I just got accepted to a PhD in deep learning at IFPEN. I will work there for the 3 next years, it’s a French research & innovation institute focused on energy problems. My doctorate school will be Paris-Saclay.
The thesis is focused on the usage of deep learning (which is a mix of computer science and applied math) on analytical chemistry. We’ll use these tools to solve real-life energy issues, such as characterization for biomass and helping plastic recycling process.
## What will you learn in this document?
- What brings me in the research industry?
- The process of recruitment I’ve been through
- What I could extract from this process
## What brings me in the research industry?
I must tell you that I was never the typical “good student”, in fact, I barely pass everything until getting into a computer-science in 2018 at 24 years old and finally being interested by my studies. In 2020, I joined a master’s degree to specialized in data-science. The purpose of this degree was to help me solve upcoming industrial problems. During my master, I did an apprenticeship on a chemical company: Arkema, they were very interested in my experience in chemistry and wanted me to work on industrial projects.
As a Software Engineer Apprentice for Arkema, I worked on distributed web and data-science applications. I spend my first 3-months of apprenticeship to build and deploy a machine learning powered software… It analyzed timeseries data and predict the arrival of a chemical reaction event.

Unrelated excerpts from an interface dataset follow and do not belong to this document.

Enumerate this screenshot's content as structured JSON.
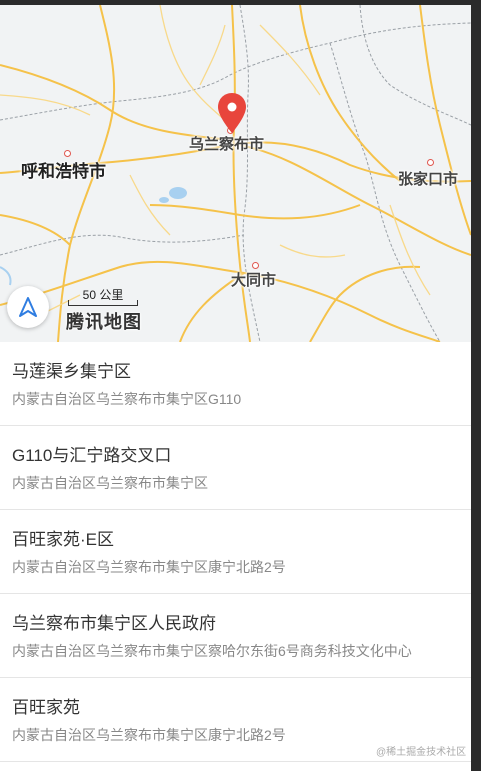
{
  "map": {
    "cities": {
      "wulanchabu": "乌兰察布市",
      "hohhot": "呼和浩特市",
      "zhangjiakou": "张家口市",
      "datong": "大同市"
    },
    "scale_label": "50 公里",
    "brand": "腾讯地图",
    "pin_color": "#e8453c",
    "road_color": "#f5c24a",
    "water_color": "#a8d0f0"
  },
  "results": [
    {
      "title": "马莲渠乡集宁区",
      "address": "内蒙古自治区乌兰察布市集宁区G110"
    },
    {
      "title": "G110与汇宁路交叉口",
      "address": "内蒙古自治区乌兰察布市集宁区"
    },
    {
      "title": "百旺家苑·E区",
      "address": "内蒙古自治区乌兰察布市集宁区康宁北路2号"
    },
    {
      "title": "乌兰察布市集宁区人民政府",
      "address": "内蒙古自治区乌兰察布市集宁区察哈尔东街6号商务科技文化中心"
    },
    {
      "title": "百旺家苑",
      "address": "内蒙古自治区乌兰察布市集宁区康宁北路2号"
    }
  ],
  "watermark": "@稀土掘金技术社区"
}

During the rest of the first year, I had so many ideas about this project and wanted very much to improve it. My manager introduces me to people interested in this project and let me take time to work on new prototypes. This is where I met 2 researchers from our R&D team, we discussed about potential new evolution. I also took a lot of time outside my work to build personal data-science side-project. I was focused on timeseries analysis, reinforcement learning and natural language processing. I wanted to understand decision-making and text-analysis algorithms.

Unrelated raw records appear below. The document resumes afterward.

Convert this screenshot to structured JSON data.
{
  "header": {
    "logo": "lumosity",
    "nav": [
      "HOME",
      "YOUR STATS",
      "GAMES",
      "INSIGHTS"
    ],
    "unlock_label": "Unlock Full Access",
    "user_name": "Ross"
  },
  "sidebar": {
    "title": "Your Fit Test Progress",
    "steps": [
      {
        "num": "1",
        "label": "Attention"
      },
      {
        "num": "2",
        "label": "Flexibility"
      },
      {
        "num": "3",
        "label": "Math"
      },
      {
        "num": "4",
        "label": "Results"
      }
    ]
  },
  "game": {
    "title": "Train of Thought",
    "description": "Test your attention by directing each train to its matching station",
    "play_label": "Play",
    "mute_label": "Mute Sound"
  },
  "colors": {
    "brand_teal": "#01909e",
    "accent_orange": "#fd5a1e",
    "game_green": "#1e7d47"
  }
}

During the second year, I started to understand better how big-data and huge infrastructure works. I realized it was a huge part of the engineer job and I quite liked it, but I did not want to focus too much time on this. I rather wanted to focus on business problems.
My fellow coworker in R&D where very interested by the passion I put into my projects, they started to share their knowledge and imagine new possible projects. I realized during this period that, I had a lot of interest in R&D and innovation. At the same time, I liked engineering, but I preferred to work on innovation. I applied to a couples of Data-Scientist job and got rejected every time (while getting between 5 and 10 offers for Data-Engineer job per week)...
Most of the reason I received where “lack of experience”, or “we found better suited candidate”. Still, I continued my journey through data-science. A few months later, my coworkers from R&D came to me with a thesis subject. I instantly got charmed. It was scary but passionate, I applied, the institute proposed me a few interviews and accepted my application.
## The process of recruitment I’ve been through
This process of recruitment greatly differs from what I was used to. I had 3 interviews during which I saw 6 people. Each interview had very specific goals.
Here are what we discussed about:
- The first meeting was oriented around technics and science. It’s the moment where I met my thesis director and my supervisor. For 10 minutes I explained a paper they gave me to analyze, we talked about the paper and my analysis, the thesis, my interest in it and the institute. This took for about an hour and a half.
- The second was about writing, professional independence, and ability to fit on various work environments. This took half an hour.
- The third was about personal overview and insight, we talked about how I am learning, thinking. The interviewer wanted to make sure I had a true opinion about the research industry and was curious about my intellectual interests. We also talked about time management, path, failure, success, and humility. That was very interesting but unexpected, that was weird, but I had the impression it was necessary. This took an hour.
I assume these interviews where crafted to make sure the candidate is chosen not only by his technical skills but also by his ability to share and communicate effectively with other human being.
## What I could extract from this journey and hope to see in the future
For a long time, I thought PhD Doctors stood as strange Super Engineers. It’s not.
They build knowledge, not things. To build knowledge, they use tools like math, chemistry, physics, software development, psychology, etc. Compared to engineers, they spent much more time mastering these tools so that they can go beyond the obvious and spot the little details that make the difference. This helps PhD to build something that doesn’t already exist. It seems the “duty” of a researcher is to use its tools, to generate new knowledge.
I hope to spend 3 years sharpening my science skills, improving my speaking, and writing skills, as well as learning new ways of thinking, and solving passionate problems. I have a great will on the future to generate new knowledge and focus on building things that doesn’t already exist to work our upcoming problems.